Political prisoners excluded from Iraqi Kurdistan general amnesty bill
The executive and legislative authorities in the Kurdish region of northern Iraq are attempting to pass a general amnesty bill that excludes imprisoned journalists and political prisoners, according to defence lawyers and Kurdish lawmakers, as well as revealed by an exclusive copy of the bill obtained by The New Arab.
The Kurdistan Regional Government (KRG) ministry of labour and social affairs, in coordination with the KRG council of ministers, has prepared the bill and plan to send it to the Kurdistan parliament to formalise it as a law.
What is at stake in the draft is that it does not include hundreds of Kurdish activists and journalists who have been sentenced under the Kurdistan region's code of national security, law number 21 for the year 2003.
"Crimes that were committed against the internal and external security of the Kurdistan region or Iraq are not included within the scope of the general amnesty," stipulates Item 2 of Article 6 of the bill.
Tens of Kurdish journalists and activists, most of whom have been sentenced for "endangering national security" on what many view are politically-motivated charges are currently being kept behind bars at the Adult Reform Prison in Erbil administered by the KRG ministry of labour and social affairs.
Journalists Sherwan Amin Sherwani and Guhdar Zebari, and activists Shvan Saeed, Ayaz Karam, and Hariwan Issa, who all have been sentenced to six years imprisonment in February 2021, are notable figures excluded from the amnesty.
Bashdar Hassan, a lawyer defending tens of imprisoned Kurdish journalists and political prisoners, said in a statement that as per the above-mentioned article, political prisoners will not benefit from the general amnesty, and called on the presidency of the Kurdistan parliament to drop the article.
"I think the journalists from Badinan area [of Duhok] were sentenced unfairly, and they should be included in the general pardoning bill," Zikri Zebari, a Kurdish lawmaker from the ruling Patriotic Union of Kurdistan (PUK) and member in the Kurdistan parliament’s human rights committee, told TNA during a phone interview.
"Currently, the parliament is on its winter vacation, thus the bill might be discussed in March. We will continue with our efforts so that the general pardon will include most people. There are nearly 6,000 inmates in the Kurdistan region jails, it is not acceptable for all our prisons to be full of people," he added.

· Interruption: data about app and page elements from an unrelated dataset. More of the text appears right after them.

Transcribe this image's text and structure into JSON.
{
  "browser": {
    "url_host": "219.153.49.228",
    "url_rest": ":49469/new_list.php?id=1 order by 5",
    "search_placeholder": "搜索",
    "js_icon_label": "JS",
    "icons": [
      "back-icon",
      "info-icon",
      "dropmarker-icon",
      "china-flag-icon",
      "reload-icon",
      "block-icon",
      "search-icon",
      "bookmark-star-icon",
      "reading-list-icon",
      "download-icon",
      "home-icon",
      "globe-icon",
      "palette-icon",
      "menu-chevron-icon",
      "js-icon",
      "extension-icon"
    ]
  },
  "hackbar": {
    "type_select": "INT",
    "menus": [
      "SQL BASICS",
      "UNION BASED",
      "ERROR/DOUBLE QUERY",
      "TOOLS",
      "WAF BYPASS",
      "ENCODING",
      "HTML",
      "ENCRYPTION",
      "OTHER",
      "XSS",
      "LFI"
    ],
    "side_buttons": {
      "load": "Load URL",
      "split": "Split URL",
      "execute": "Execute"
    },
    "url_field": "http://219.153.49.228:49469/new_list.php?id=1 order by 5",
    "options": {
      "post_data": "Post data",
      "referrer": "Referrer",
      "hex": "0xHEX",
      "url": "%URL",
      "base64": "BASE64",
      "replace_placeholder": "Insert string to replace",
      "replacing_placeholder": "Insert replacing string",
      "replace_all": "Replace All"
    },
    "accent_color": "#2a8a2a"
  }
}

A spokesperson for the KRG ministry of labour and social affairs was not available to comment when contacted by TNA.
"Torturing of prisoners is not allowed at any reform prison related to my ministry. Initially, there were some cases of beating prisoners [at the KRG-run prisons], all those who tortured the prisoners were severely punished," Kwestan Mohamad, the KRG minister of labour and social affairs from the Kurdish Change Movement (Gorran) said during an interview with The New Arab last September.

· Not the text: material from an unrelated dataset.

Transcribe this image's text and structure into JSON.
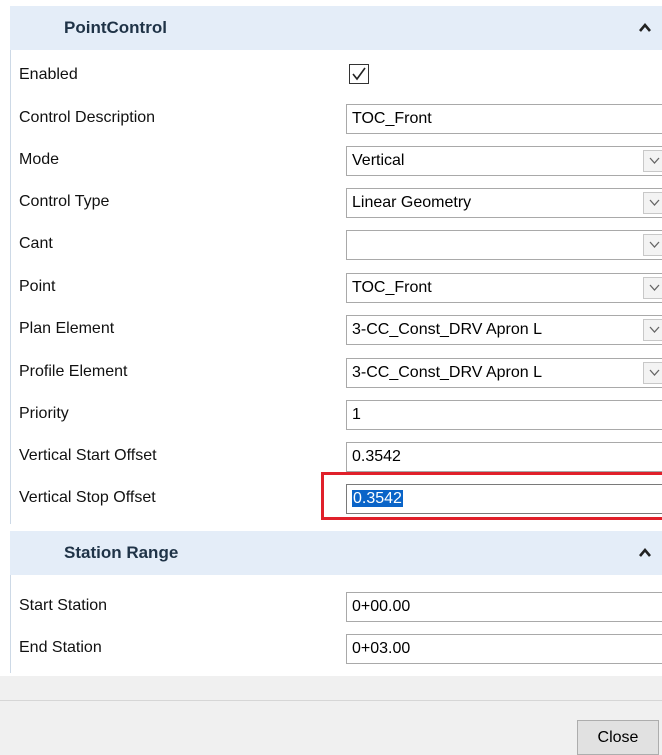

A well-informed Kurdish source, speaking on condition of secrecy, said to TNA that the reason behind the pardon bill is that (KRG) is under pressure from international human rights organisations since its prisons run by the ministry of labour and social affairs are "too crowded and below the international standard".
The bill also does not pardon prisoners convicted under the Kurdistan region's anti-terror law and those convicted on charges of killing women under the pretext of honour.
According to the bill, special pardons will be given to various types of convicted prisoners at the reform prison houses run by the ministry. Those sentenced to execution will have their punishment changed to 15 years behind bars if reconciliations are reached with the complainers, otherwise, they would be imprisoned for 20 years.
In both scenarios, the period that the prisoners have already spent in jail will be taken into consideration in reducing their sentences.
"The KRG used national security reasons to justify systematically targeting critics, journalists, human rights defenders and other civil society activists through prosecutions. KRG security forces arbitrarily arrested tens of people for social media posts, news articles or reporting on demonstrations," Amnesty International said in its 2021-2022 annual report.
"The trial was marred by serious violations of fair trial standards, including convictions based on statements or 'confessions' extracted under duress, failure to provide in a timely manner the case documents to defence lawyers, and failure to order investigations into the defendants' claims of torture," Amnesty International's report added.